GrubHub, the e-commerce company that went public last year, is taking delivery matters into its own hands. Instead of just processing restaurant take-out orders, now GrubHub will begin delivering the food with its own drivers.
On Thursday, the Inc. 500 alum announced it was acquiring a delivery service on each coast: DiningIn, based in Brighton, Mass., and Aliso Viejo, Calif. outfit Restaurants on the Run. The deals together are worth about $80 million and will enable GrubHub to connect customers to nearly 3,000 restaurants in one dozen U.S. metro markets, reports Fortune.
As a company that charges significantly less (14 percent) than the 20 to 30 percent fee that many restaurant delivery groups charge (including DiningIn and Restaurants on the Run), GrubHub is banking on ramping up its volume over pricing its service at a premium.
"There is economy of scale in the volume of deliveries," Bill Gurley, a venture capitalist and GrubHub board member, told Fortune, noting its plan to start charging customers whatever nominal fee is needed to make the delivery break even. "The more volume you have, the more economical you can be."
However, that's not the only reason GrubHub's foray into delivery is notable.

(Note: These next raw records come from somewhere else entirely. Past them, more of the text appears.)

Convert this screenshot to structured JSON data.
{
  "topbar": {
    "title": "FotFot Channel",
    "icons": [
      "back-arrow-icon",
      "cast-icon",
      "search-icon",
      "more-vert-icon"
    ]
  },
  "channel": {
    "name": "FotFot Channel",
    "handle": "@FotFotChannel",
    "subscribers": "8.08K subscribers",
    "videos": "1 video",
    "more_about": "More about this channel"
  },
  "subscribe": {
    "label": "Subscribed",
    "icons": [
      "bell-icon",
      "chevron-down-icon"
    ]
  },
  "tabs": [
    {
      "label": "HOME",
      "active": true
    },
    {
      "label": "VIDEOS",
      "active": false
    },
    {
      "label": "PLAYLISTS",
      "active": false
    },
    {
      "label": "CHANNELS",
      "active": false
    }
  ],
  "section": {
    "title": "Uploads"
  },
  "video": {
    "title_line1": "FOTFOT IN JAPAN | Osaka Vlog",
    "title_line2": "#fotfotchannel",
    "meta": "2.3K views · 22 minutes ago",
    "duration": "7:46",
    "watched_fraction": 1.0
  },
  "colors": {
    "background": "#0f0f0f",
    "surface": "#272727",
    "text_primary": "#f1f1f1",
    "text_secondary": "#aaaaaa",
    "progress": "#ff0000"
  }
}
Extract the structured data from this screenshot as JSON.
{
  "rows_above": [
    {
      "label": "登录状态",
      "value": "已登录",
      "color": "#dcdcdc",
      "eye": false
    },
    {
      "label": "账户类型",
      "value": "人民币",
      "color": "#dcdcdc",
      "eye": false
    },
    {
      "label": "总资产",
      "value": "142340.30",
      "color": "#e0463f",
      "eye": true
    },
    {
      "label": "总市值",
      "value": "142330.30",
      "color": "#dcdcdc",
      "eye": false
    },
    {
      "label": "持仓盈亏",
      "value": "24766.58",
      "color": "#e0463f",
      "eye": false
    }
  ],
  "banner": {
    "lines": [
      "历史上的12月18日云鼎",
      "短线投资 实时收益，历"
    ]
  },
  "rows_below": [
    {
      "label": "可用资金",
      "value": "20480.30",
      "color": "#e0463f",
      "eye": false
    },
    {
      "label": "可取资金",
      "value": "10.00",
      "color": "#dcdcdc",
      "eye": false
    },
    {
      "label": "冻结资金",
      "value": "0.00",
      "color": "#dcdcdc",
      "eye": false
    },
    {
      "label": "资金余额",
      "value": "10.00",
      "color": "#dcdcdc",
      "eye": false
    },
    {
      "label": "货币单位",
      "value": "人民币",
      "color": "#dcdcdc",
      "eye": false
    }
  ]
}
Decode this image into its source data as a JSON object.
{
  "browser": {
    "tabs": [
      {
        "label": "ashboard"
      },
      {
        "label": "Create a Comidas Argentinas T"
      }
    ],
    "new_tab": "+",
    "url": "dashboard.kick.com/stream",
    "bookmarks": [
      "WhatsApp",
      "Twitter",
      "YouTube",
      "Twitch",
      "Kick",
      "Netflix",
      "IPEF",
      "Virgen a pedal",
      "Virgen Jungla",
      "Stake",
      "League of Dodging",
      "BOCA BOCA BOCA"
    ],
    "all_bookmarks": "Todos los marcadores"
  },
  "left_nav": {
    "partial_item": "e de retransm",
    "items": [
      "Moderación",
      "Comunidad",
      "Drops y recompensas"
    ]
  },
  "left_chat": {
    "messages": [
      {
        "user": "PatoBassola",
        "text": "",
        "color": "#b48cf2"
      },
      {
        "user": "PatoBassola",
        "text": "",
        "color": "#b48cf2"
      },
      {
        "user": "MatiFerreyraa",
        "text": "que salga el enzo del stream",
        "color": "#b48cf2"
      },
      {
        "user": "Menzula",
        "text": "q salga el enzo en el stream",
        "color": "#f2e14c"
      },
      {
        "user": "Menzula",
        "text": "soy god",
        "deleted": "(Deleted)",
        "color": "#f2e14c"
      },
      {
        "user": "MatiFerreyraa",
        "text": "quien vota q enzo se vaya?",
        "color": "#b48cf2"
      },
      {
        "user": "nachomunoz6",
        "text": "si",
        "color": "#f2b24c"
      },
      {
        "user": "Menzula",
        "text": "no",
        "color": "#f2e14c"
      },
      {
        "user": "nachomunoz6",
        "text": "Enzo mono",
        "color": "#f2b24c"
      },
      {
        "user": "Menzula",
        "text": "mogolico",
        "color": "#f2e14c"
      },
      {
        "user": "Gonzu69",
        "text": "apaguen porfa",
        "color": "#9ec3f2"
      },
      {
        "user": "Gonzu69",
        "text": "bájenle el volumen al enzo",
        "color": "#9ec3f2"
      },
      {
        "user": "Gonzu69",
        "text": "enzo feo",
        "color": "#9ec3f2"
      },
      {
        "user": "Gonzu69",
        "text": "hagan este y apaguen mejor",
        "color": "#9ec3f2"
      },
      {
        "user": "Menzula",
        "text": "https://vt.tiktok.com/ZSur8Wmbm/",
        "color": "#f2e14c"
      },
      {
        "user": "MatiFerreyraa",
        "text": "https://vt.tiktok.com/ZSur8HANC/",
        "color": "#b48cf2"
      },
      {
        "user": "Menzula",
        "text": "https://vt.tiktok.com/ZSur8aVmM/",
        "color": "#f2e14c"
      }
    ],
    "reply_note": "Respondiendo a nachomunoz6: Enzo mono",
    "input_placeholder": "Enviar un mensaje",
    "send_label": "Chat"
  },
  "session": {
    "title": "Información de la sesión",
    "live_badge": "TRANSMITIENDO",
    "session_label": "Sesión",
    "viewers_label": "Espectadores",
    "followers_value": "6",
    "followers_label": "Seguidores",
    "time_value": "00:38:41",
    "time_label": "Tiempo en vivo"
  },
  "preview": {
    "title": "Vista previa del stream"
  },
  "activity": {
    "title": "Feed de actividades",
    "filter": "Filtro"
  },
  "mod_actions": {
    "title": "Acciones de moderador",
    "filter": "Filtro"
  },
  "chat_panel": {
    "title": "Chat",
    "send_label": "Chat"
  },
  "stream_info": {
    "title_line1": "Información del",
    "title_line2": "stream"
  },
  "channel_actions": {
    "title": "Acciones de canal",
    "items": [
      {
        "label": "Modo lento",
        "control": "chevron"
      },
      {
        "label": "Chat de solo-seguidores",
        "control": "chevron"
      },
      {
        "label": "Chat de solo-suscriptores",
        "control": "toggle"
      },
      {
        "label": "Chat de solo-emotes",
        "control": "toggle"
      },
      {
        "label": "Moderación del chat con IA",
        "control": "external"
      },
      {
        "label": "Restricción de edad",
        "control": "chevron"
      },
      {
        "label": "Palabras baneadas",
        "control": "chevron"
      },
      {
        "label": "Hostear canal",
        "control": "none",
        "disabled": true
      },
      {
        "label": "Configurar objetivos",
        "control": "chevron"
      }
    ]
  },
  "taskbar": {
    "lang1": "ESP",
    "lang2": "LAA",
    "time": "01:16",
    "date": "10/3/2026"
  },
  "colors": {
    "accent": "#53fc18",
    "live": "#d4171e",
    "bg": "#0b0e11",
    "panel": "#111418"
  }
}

The move puts pressure on Google and Amazon, both of whom have made major investments in on-demand delivery. Though Alibaba may have beat Amazon this week in the drone delivery game, Amazon continues to innovate around online shopping, ushering in Amazon Prime Now, a one-hour delivery option that debuted in New York City for $7.99 in December, and pouring billions into Prime shipping.
Meanwhile, Google beefed up its on-demand options in October, expanding Google Express to more cities for $95 a year or $10 a month and offering products from merchants such as Barnes & Noble, Costco, and PetSmart.
With GrubHub's number of active diners rising 47 percent to 5 million, and average daily transactions jumping 33 percent in the last three months of the year, according to its fourth-quarter earnings report, GrubHub seems well-positioned to enter the on-demand delivery wars. Revenue rose 49 percent to $253.9 million from $170.1 million in 2013.
But whether the 10-year-old startup, which is no stranger to being scrappy, has what it takes to go up against Square is another issue. Having paid roughly $90 million to acquire Caviar, a delivery service that works with highly-rated restaurants that don't normally offer the option, Jack Dorsey's payment startup clearly means business. And catering to moneyed cities like San Francisco, Los Angeles, and New York City may prove even more lucrative than all those small orders GrubHub processes.
As Square wrote in a blog post announcing the deal, Caviar's order volume had grown more than 500 percent year over year and 80 percent of the company's deliveries went to repeat customers.